When expectation and reality differ, the results can be tough to take — especially when the subject is retirement. By communicating with employees in a way that recognizes both the perceptions and the realities, employers can smooth the transition from worker to retiree.
With this disconnect in mind, it’s important for employers to pay attention to key areas where worker expectations and retirement reality part ways. They may then be able to direct their communication efforts where they could truly make a difference.
When, where, how much?
Important points where worker perception can be different than retirement reality include when to retire, and how much income will be needed and from what source. Those were among the areas explored recently by the Employee Benefits Research Institute. These topics, along with the basics of managing a household budget, can form the basis of an effective communication program to guide employees into retirement.

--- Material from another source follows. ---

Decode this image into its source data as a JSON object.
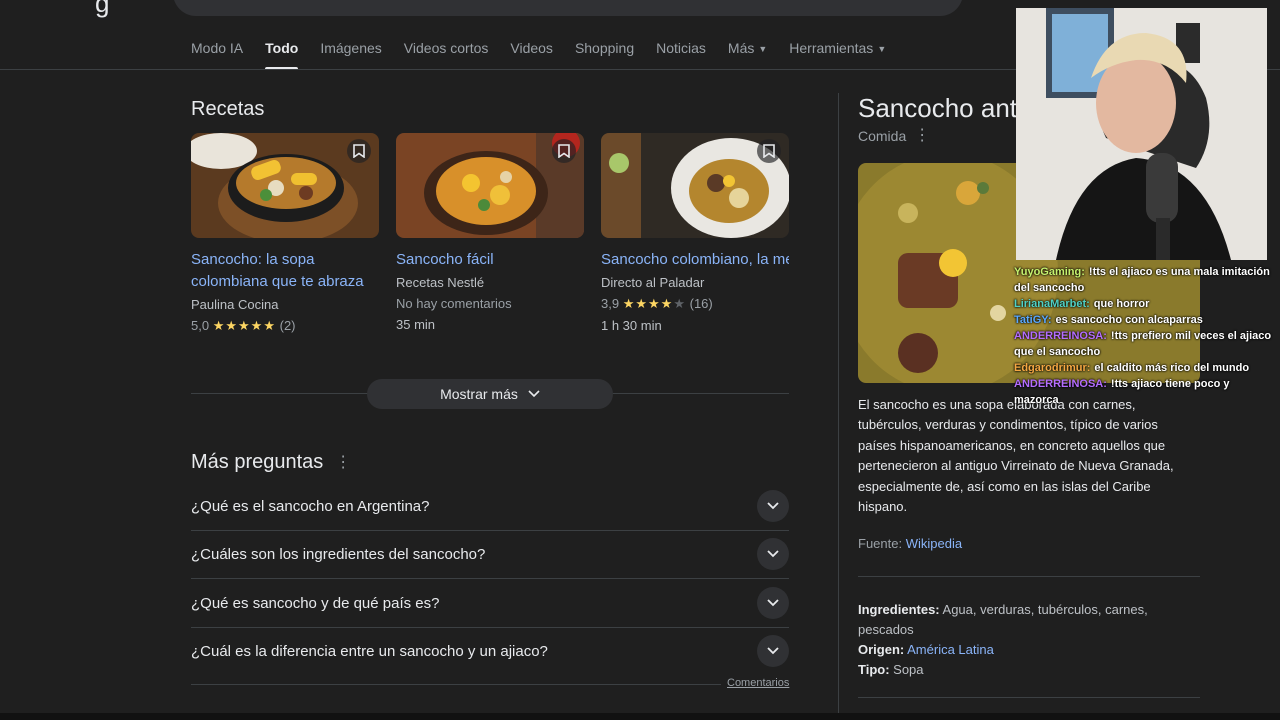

Half of the workers who answered a survey expressed confidence that they know how much income they will need in retirement; half also believe they know how to withdraw income from their savings and investments. A higher number (two-thirds) of retirees say such withdrawals are relatively easy.
Just one-third of workers expect Social Security to play a major
role in their retirement income. In fact, 50% said it will be a minor source of their retirement income, and 13% don’t consider it a source at all. Contrast that with the response among retirees, where two-thirds say Social Security is a major source of their income.
On time, early, or late
The timing of the initial Social Security claim is something employees think about, and they seem to believe that earlier is better. Many fail to take full advantage of the program by delaying their claim until they are able to receive their highest possible benefit. About half of employees say they think about the timing of their retirement and how it will impact them financially. But they still plan to claim their Social Security benefits at a median age of 65. Just 23%
of workers said they chose the age at which they plan to claim benefits with their maximum available benefit in mind.
Read more about retirement confidence from workers and retirees in the Employee Benefit Research Institute’s latest survey, at https://tinyurl.com/EBRI-RCS-2018.